What is it?
Many of the things we take for granted, such as listening to the radio, surfing the Web, riding the subway, and drinking clean water stem from good, functioning infrastructures. Life would be very different, and probably quite uncomfortable, without these things.
But infrastructure is important for more than just daily comforts. It plays a key role in reducing poverty. It increases productivity and improves the quality of life for a community. Roads transport people to markets, schools, and health care facilities. Safe water is essential for life and health. Reliable electricity saves businesses and consumers from investing in expensive back-up systems or more costly alternatives, and spares rural women and children from the laborious task of collecting firewood. Widely available and affordable telecommunications and transportation services can generate employment and advance economic growth.
Here are just a few examples of the impact of infrastructure development on a community:
- In India, roads alone account for 7% of the growth in total output of the rural areas.
- In Costa Rica, a rural electrification project increased the number of major businesses from 15 to 86.
- A rural road project in Morocco not only increased agricultural production, but also tripled the enrollment of girls in primary schools. And the use of health care facilities nearly doubled.
Why should I care?
Not everyone is benefiting
In recent years, there have been huge improvements in infrastructure around the world. Today, we are better connected than ever, with more roads, better transport systems, fast Internet connections, and incredible mobile phone technology. For many of us, electricity and safe drinking water are not luxuries, but facts of life.

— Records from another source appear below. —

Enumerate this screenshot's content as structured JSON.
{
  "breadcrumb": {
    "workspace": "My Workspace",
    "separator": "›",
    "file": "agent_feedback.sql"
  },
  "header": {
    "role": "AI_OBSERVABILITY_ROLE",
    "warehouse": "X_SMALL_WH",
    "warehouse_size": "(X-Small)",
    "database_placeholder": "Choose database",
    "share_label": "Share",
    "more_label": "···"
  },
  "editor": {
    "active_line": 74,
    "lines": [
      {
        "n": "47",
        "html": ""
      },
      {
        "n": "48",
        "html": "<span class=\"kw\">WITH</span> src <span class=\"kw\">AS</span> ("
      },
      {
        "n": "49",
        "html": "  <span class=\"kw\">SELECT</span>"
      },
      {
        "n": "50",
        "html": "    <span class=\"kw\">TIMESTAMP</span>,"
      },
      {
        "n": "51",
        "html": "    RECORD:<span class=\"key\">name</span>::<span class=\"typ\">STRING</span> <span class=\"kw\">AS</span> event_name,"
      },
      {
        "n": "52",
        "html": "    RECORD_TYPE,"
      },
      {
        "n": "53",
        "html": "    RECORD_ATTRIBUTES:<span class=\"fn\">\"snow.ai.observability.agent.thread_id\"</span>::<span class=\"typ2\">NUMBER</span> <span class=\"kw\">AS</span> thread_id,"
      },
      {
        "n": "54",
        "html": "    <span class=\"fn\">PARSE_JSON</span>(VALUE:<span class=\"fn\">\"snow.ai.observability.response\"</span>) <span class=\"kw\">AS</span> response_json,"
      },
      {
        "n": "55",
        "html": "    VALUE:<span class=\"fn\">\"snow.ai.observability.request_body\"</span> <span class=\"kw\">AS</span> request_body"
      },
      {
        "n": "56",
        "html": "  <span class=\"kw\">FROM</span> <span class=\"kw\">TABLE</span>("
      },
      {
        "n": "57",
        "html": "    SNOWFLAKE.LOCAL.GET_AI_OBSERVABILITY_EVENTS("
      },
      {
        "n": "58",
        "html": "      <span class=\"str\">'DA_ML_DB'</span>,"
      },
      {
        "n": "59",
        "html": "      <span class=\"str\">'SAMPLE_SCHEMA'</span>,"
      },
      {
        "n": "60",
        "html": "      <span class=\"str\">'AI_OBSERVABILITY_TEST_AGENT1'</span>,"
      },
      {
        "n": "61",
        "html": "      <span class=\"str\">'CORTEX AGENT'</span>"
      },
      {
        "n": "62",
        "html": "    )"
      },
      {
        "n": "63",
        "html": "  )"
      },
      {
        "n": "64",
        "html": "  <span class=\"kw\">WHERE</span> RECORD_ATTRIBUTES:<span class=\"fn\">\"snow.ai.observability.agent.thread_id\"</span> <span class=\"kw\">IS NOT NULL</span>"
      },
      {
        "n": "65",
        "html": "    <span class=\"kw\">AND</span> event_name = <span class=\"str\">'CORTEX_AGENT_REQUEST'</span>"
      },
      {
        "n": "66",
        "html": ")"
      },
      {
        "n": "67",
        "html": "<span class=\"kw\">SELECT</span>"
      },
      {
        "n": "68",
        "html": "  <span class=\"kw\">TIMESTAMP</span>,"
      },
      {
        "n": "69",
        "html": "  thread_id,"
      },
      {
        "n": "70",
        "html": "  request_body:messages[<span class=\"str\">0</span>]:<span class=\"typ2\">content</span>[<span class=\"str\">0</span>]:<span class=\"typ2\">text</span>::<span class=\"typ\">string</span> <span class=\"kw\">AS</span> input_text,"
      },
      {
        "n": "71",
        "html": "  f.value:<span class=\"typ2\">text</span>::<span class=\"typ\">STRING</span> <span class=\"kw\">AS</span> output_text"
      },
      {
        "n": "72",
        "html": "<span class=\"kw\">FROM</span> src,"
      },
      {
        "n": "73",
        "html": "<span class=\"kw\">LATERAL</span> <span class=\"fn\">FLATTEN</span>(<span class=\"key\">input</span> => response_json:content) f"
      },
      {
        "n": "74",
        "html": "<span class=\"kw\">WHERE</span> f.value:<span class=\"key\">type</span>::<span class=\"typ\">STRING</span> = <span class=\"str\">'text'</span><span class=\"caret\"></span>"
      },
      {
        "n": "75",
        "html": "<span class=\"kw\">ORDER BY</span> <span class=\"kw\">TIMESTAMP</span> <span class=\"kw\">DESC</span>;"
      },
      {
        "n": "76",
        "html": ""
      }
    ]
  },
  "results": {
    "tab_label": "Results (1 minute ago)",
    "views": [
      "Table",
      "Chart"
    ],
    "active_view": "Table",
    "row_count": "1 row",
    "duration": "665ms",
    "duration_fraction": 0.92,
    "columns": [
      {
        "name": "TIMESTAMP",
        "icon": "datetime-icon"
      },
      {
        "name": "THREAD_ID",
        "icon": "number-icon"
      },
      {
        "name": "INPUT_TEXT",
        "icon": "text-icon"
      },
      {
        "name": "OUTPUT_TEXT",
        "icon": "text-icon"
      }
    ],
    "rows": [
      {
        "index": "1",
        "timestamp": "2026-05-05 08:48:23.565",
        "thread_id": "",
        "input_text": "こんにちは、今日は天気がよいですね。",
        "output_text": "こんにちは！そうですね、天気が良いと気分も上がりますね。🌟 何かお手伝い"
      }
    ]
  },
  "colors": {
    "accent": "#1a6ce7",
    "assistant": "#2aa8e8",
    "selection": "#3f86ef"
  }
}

But these developments have not included everyone. Far too many people around the world still live without strong infrastructures. This is a major obstacle to reducing poverty, and often poses serious health risks:

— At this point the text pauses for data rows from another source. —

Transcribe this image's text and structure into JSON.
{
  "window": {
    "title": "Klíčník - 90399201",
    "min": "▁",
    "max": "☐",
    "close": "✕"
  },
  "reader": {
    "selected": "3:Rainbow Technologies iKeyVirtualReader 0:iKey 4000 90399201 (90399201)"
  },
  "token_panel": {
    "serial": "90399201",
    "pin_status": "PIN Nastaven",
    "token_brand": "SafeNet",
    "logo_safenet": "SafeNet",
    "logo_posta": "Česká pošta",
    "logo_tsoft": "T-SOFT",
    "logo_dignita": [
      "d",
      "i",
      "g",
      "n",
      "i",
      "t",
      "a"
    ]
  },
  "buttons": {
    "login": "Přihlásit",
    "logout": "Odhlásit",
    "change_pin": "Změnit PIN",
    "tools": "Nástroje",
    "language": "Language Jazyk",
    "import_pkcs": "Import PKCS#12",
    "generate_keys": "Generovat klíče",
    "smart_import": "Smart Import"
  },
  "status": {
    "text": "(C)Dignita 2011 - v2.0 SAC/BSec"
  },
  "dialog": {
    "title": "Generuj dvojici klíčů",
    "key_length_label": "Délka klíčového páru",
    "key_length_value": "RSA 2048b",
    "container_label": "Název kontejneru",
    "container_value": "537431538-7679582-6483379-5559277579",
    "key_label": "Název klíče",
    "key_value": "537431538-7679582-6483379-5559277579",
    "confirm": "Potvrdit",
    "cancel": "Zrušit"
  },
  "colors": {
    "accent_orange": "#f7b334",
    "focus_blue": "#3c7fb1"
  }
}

- Some 2 billion people have no access to electricity at all.
- 1.1 billion people lack access to safe water, roughly one-sixth of the world's population. And 2.4 billion, or 40%, of the world's people lack access to adequate sanitation services.

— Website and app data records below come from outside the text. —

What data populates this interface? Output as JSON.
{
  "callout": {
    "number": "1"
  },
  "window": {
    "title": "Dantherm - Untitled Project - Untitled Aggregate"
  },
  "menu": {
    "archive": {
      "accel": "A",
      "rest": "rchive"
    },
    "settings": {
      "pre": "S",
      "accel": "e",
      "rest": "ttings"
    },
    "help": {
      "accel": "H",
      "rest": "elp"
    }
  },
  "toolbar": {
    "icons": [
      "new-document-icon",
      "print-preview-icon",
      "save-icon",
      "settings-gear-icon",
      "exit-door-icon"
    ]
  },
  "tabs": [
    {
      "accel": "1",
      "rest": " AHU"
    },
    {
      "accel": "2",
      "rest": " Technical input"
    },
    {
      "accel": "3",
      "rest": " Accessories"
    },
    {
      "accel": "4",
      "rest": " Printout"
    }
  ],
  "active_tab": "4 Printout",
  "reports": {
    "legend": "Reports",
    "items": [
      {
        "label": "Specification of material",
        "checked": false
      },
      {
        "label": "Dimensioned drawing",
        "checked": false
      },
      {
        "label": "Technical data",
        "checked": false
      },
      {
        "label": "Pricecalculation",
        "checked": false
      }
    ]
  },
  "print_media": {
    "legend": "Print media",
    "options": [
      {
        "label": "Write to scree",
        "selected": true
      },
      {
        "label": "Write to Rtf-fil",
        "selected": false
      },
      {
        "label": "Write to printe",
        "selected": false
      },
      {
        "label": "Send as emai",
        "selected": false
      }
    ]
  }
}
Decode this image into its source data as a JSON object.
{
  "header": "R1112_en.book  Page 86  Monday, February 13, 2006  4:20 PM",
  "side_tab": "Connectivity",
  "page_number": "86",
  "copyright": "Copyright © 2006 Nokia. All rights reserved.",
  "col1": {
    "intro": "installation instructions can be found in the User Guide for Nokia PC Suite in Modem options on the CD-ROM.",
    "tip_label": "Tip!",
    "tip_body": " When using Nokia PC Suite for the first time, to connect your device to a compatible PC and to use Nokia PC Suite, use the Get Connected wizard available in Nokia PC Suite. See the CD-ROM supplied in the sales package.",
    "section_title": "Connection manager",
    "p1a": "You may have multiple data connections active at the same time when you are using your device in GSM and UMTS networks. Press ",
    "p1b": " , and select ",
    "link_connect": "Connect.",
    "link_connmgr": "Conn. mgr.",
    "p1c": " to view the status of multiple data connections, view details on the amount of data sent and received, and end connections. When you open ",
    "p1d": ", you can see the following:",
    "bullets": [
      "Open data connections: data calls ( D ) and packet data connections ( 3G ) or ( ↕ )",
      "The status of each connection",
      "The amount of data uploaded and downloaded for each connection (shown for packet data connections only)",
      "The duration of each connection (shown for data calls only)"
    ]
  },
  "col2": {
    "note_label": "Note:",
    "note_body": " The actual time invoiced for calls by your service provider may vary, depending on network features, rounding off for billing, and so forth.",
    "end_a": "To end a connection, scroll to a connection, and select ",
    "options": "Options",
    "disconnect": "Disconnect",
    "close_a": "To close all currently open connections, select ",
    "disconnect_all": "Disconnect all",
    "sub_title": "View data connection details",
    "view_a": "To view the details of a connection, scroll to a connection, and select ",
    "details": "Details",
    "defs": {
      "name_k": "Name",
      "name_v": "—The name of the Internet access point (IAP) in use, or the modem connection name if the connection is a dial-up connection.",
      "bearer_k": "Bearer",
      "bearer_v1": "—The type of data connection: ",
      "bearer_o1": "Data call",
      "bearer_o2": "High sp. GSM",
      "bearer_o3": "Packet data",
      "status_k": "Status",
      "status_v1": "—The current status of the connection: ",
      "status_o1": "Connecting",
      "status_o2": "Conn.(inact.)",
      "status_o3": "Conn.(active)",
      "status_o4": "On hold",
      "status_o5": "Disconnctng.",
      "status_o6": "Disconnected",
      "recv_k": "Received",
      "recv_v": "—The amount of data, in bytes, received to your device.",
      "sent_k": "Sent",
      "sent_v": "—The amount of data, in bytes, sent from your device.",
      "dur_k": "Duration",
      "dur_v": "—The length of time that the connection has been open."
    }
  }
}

- Water and sanitation-related illnesses, including diarrheal diseases, kill 1.6 million children every year.
- High-income economies on average use 10 times as much energy (a finite resource) per capita as low-income economies.
While strong infrastructure contributes tremendously to the quality of life, it is important that development is environmentally sustainable, otherwise the cost can be high. Building roads, cities and transport systems has, unfortunately, wreaked havoc on our environment. Energy emissions have increased, as have urban congestion, air pollution, and traffic congestion.
What is the international community doing?
In the last decade, infrastructure investment in developing countries fell significantly. Governments in the developing world are investing too little in infrastructure, and the private sector has not been able to fill the gap, although it continues to be a very important contributor to global infrastructure development. In fact, in developing countries, the private sector accounts for approximately 20% of total annual infrastructure investment.
In response to the global economic crisis, the World Bank Group launched the Infrastructure Recovery and Assets (INFRA) platform in April 2009. It laid the groundwork for future growth and poverty reduction through scaled-up infrastructure lending targets, agreed to and harmonized among a wide range of donor agencies and international financial institutions. This complemented the Bank Group’s Sustainable Infrastructure Action Plan FY2009-FY2011, a road map for action to address the challenges of globalization, social inclusion, and environmental sustainability.
International development organizations can have a stronger impact when working together, and there are several examples of such collaborations among the Bank, regional development banks, donors and other institutions such as the European Union. This has been especially true with regional infrastructure projects, which require close collaboration given their complexity and scale.
What can I do?
Learn the facts. Write about these issues for your local youth newspaper, and encourage other young people to educate themselves about these topics.
Conserve water and energy. In many parts of the world, both are precious commodities, and you can help by avoiding overuse and wastage.
For more information: Infrastructure